Most times, people think they are being “civilised” and/or “matured” when they are being “expressive”. They do not consider the consequences of their words when they speak or write because they believe they have “the right” to exercise their “freedom of speech”. Some use hurtful words on others unapologetically, thinking that is a sign of being honest, critical, and analytical. The internet and, especially, social media, have contributed their quota to the problem by giving many people the platform to use their voices without teaching them the proper way to do so. Today, social media has created a lot of “experts” with little knowledge and experience, who can now “challenge” the best of the professionals in any field. Even an undergraduate in Accountancy can teach a professor in Medical Laboratory Sciences his job. Thanks to the discovery of our “voices”.
Well, that shouldn’t be a problem because when a person of little knowledge “challenges” the submissions of an expert, it is left for the professional to condone it or handle it accordingly. It all depends on the persons involved. What we should be concerned about is when the person on the receiving end of the “criticism” is an amateur or an emerging professional, who could not handle the bite and oppression of the hit. We should truly worry about that.
You know, sometimes, people think they are criticising the works, ideas, opinions, submissions, or actions of others without realising that what they are doing is actually not criticism. I mean, I see a lot of ridicule, contempt, reproach, sarcasm, sneer, outright condemnation, and fault-finding being referred to as criticism. This does not only show that these people do not understand what they are doing but that they also failed to see that a lot of individuals have been damaged by their supposed “criticisms”. Many people with good ideas and potential are afraid to come out and project or present their ideas, views, and discoveries because of the “criticisms” they will attract. These people in question will prefer to stay in the background and observe situations than to come out and have stones thrown at them.

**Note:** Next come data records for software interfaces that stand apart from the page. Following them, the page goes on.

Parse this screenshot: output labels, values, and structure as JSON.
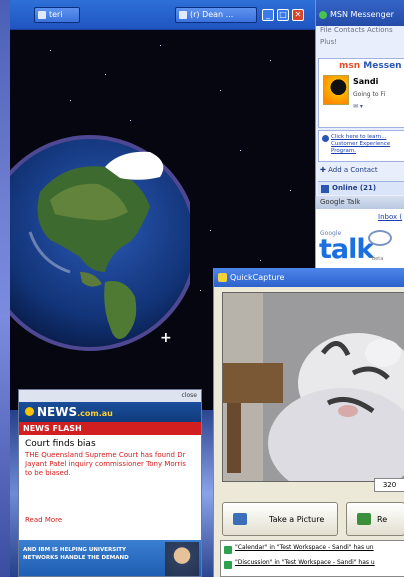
{
  "taskbar": {
    "buttons": [
      {
        "label": "teri"
      },
      {
        "label": "(r) Dean ..."
      }
    ]
  },
  "msn": {
    "title": "MSN Messenger",
    "menu": "File  Contacts  Actions",
    "sub_menu": "Plus!",
    "brand_left": "msn",
    "brand_right": "Messen",
    "user_name": "Sandi",
    "status": "Going to Fi",
    "info_link": "Click here to learn... Customer Experience Program.",
    "add_contact": "Add a Contact",
    "online": "Online (21)"
  },
  "gtalk": {
    "title": "Google Talk",
    "inbox": "Inbox (",
    "google": "Google",
    "logo": "talk",
    "beta": "beta"
  },
  "quickcapture": {
    "title": "QuickCapture",
    "resolution": "320",
    "take_picture": "Take a Picture",
    "record": "Re",
    "log": [
      "\"Calendar\" in \"Test Workspace - Sandi\" has un",
      "\"Discussion\" in \"Test Workspace - Sandi\" has u"
    ]
  },
  "news": {
    "close": "close",
    "brand": "NEWS",
    "brand_domain": ".com.au",
    "flash": "NEWS FLASH",
    "headline": "Court finds bias",
    "body": "THE Queensland Supreme Court has found Dr Jayant Patel inquiry commissioner Tony Morris to be biased.",
    "more": "Read More",
    "ad_text": "AND IBM IS HELPING UNIVERSITY NETWORKS HANDLE THE DEMAND"
  }
}
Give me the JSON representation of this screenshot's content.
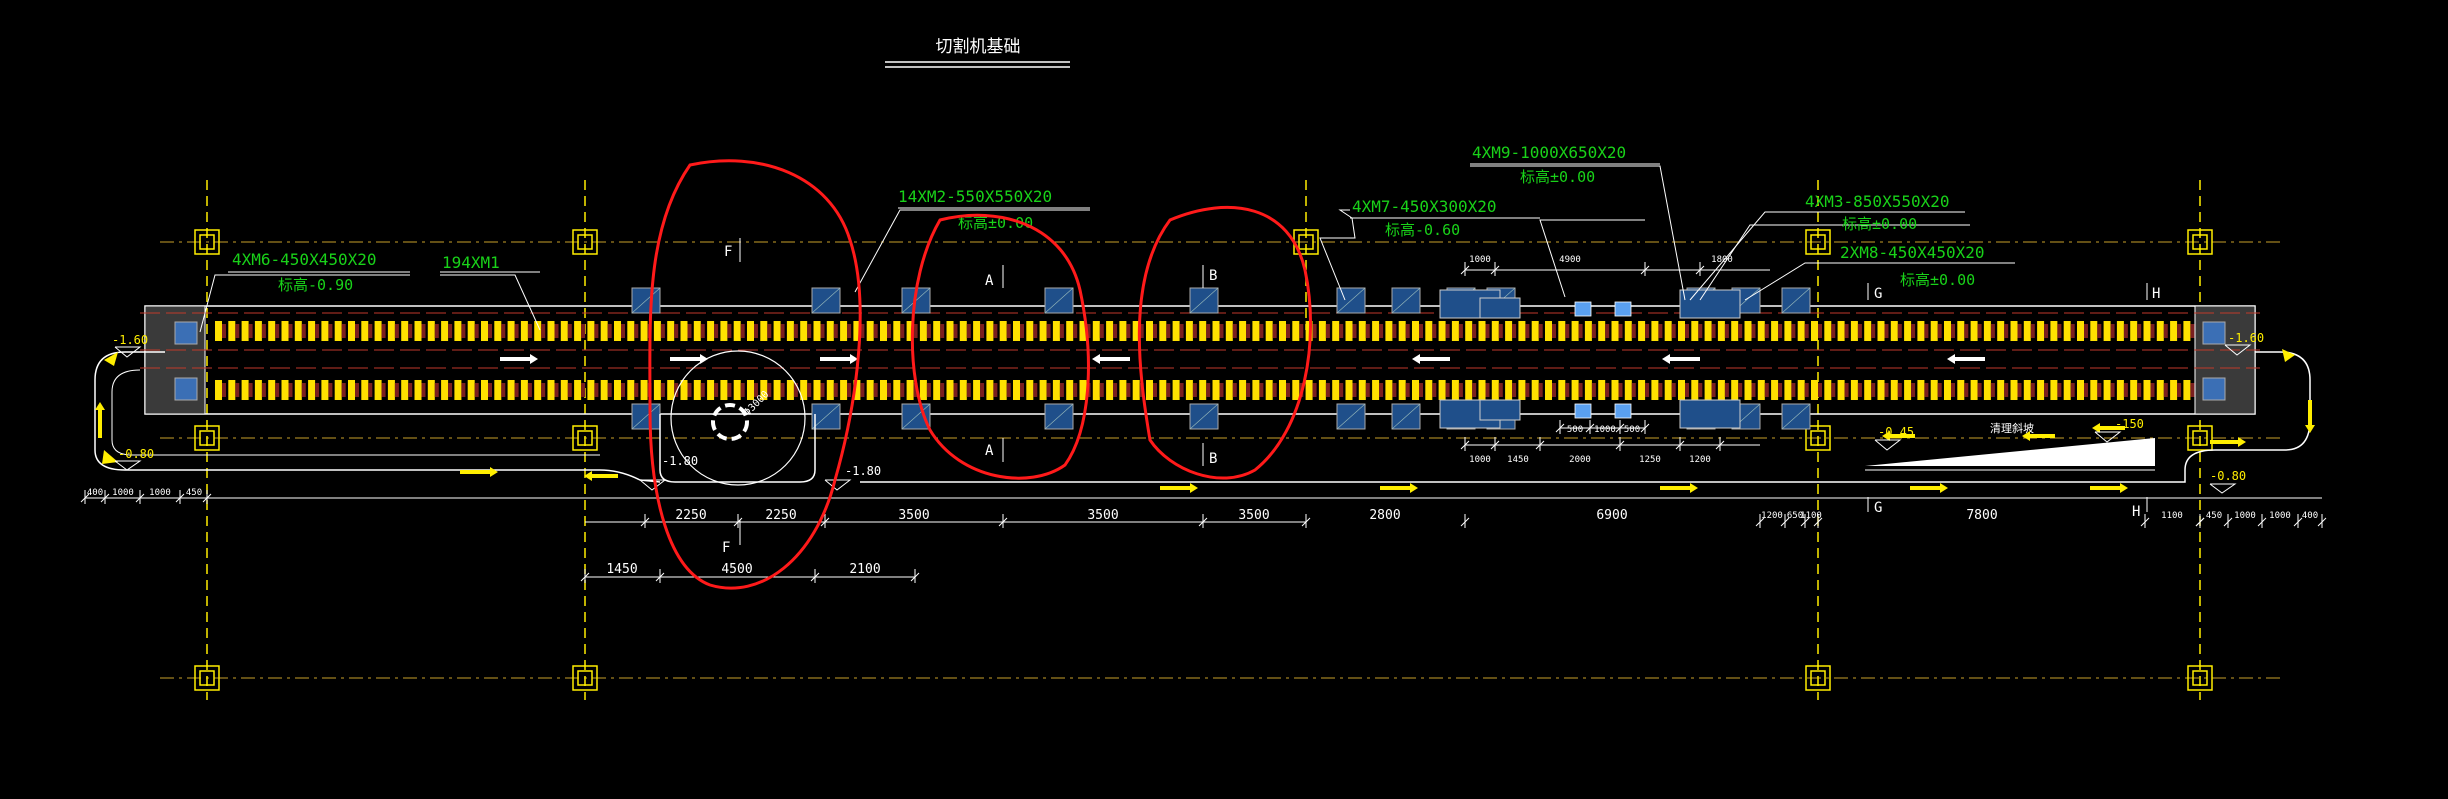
{
  "drawing": {
    "title": "切割机基础",
    "sections": {
      "F": "F",
      "A": "A",
      "B": "B",
      "G": "G",
      "H": "H"
    },
    "labels": {
      "xm6": "4XM6-450X450X20",
      "xm6_elev": "标高-0.90",
      "xm1": "194XM1",
      "xm2": "14XM2-550X550X20",
      "xm2_elev": "标高±0.00",
      "xm7": "4XM7-450X300X20",
      "xm7_elev": "标高-0.60",
      "xm9": "4XM9-1000X650X20",
      "xm9_elev": "标高±0.00",
      "xm3": "4XM3-850X550X20",
      "xm3_elev": "标高±0.00",
      "xm8": "2XM8-450X450X20",
      "xm8_elev": "标高±0.00"
    },
    "elevations": {
      "left_top": "-1.60",
      "left_bottom": "-0.80",
      "right_top": "-1.60",
      "right_bottom": "-0.80",
      "pit_left": "-1.80",
      "pit_right": "-1.80",
      "right_ramp_a": "-0.45",
      "right_ramp_b": "-150",
      "ramp_label": "清理斜坡"
    },
    "circle_label": "Φ3000",
    "dims_main": [
      "2250",
      "2250",
      "3500",
      "3500",
      "3500",
      "2800",
      "6900",
      "1200",
      "650",
      "1100",
      "7800",
      "1100"
    ],
    "dims_lower": [
      "1450",
      "4500",
      "2100"
    ],
    "dims_left": [
      "400",
      "1000",
      "1000",
      "450"
    ],
    "dims_right": [
      "450",
      "1000",
      "1000",
      "400"
    ],
    "dims_top_small": [
      "1000",
      "4900",
      "1800"
    ],
    "dims_mid_small": [
      "1000",
      "1450",
      "2000",
      "1250",
      "1200"
    ],
    "dims_mid_small2": [
      "500",
      "1000",
      "500"
    ]
  },
  "colors": {
    "background": "#000000",
    "annotation_green": "#19d219",
    "grid_yellow": "#ffee00",
    "centerline_red": "#c0392b",
    "markup_red": "#ff1a1a",
    "foundation_white": "#ffffff",
    "pad_blue": "#4a90d9",
    "roller_yellow": "#ffe100"
  }
}
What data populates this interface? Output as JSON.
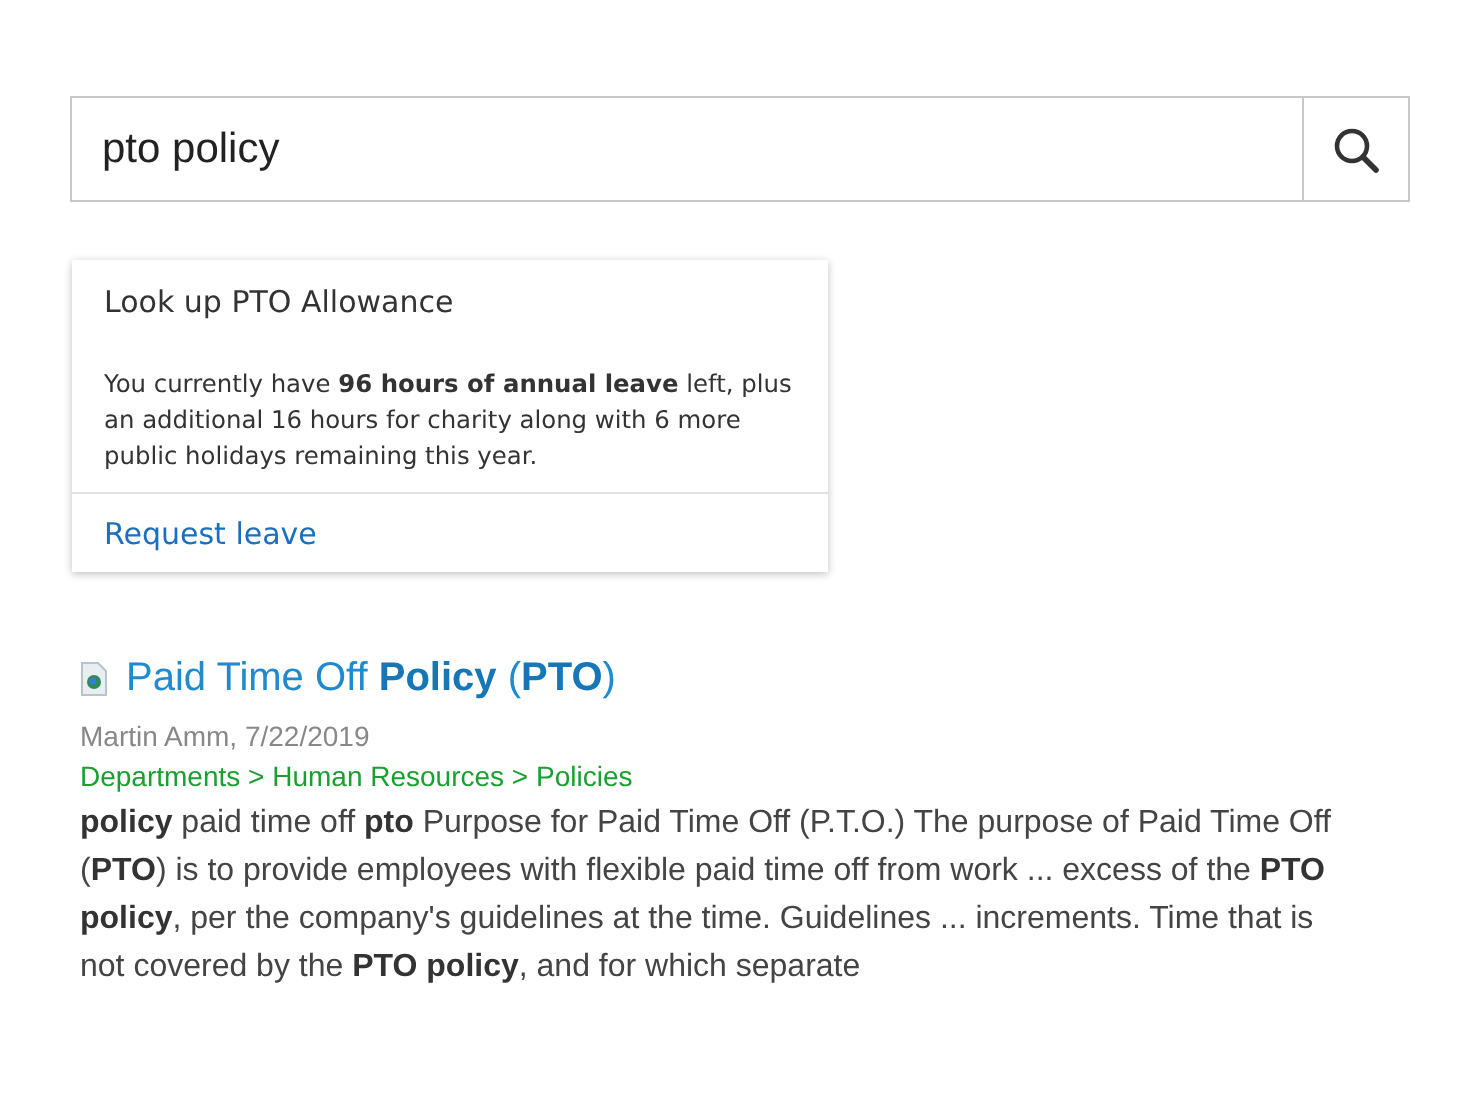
{
  "search": {
    "value": "pto policy"
  },
  "answer_card": {
    "title": "Look up PTO Allowance",
    "text": "You currently have **96 hours of annual leave** left, plus an additional 16 hours for charity along with 6 more public holidays remaining this year.",
    "link": "Request leave"
  },
  "results": [
    {
      "title": "Paid Time Off **Policy** (**PTO**)",
      "meta": "Martin Amm, 7/22/2019",
      "breadcrumb": "Departments > Human Resources > Policies",
      "snippet": "**policy** paid time off **pto** Purpose for Paid Time Off (P.T.O.) The purpose of Paid Time Off (**PTO**) is to provide employees with flexible paid time off from work ... excess of the **PTO policy**, per the company's guidelines at the time. Guidelines ... increments. Time that is not covered by the **PTO policy**, and for which separate"
    }
  ]
}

But is that what criticism should be all about? Isn’t it supposed to build rather than destroy the recipients? Should people be afraid of criticism to start with? Aren’t they supposed to cherish and look forward to it because of the knowledge and improvements they will obtain from it? These are some of the questions “critics” should ask themselves if they truly mean to criticise. But from what I have observed, many “critics” hide behind criticism to spew hate and some of them have the intention to discourage or undermine the efforts of others.
But, it is possible that many critics don’t know how to criticise. Maybe they don’t know that criticism requires that the critic strikes a balance between the good and bad attributes of the objects, ideas, or opinions of the attention. Maybe they thought that laughing at people to ridicule their efforts is how to criticise them. It could be they believed that when harsh words are used, even if they are derogatory, the persons receiving the “criticism” will know they, the recipients, have met the “right” persons, who will “call a spade a spade”. How I wished they knew better.
But here is the truth many people fail to realise:
If what you spew out focuses only on the negatives, then it is not criticism. If it is not correctional, it is not criticism. If it does not add to the existing knowledge, trust me, you are only witch-hunting the recipient. And if you are doing that to undermine or discourage the recipient for personal benefits, just know that you have added to the problems of humanity.
Let your criticism be fair, informed, and civil. It is not a battle of knowledge.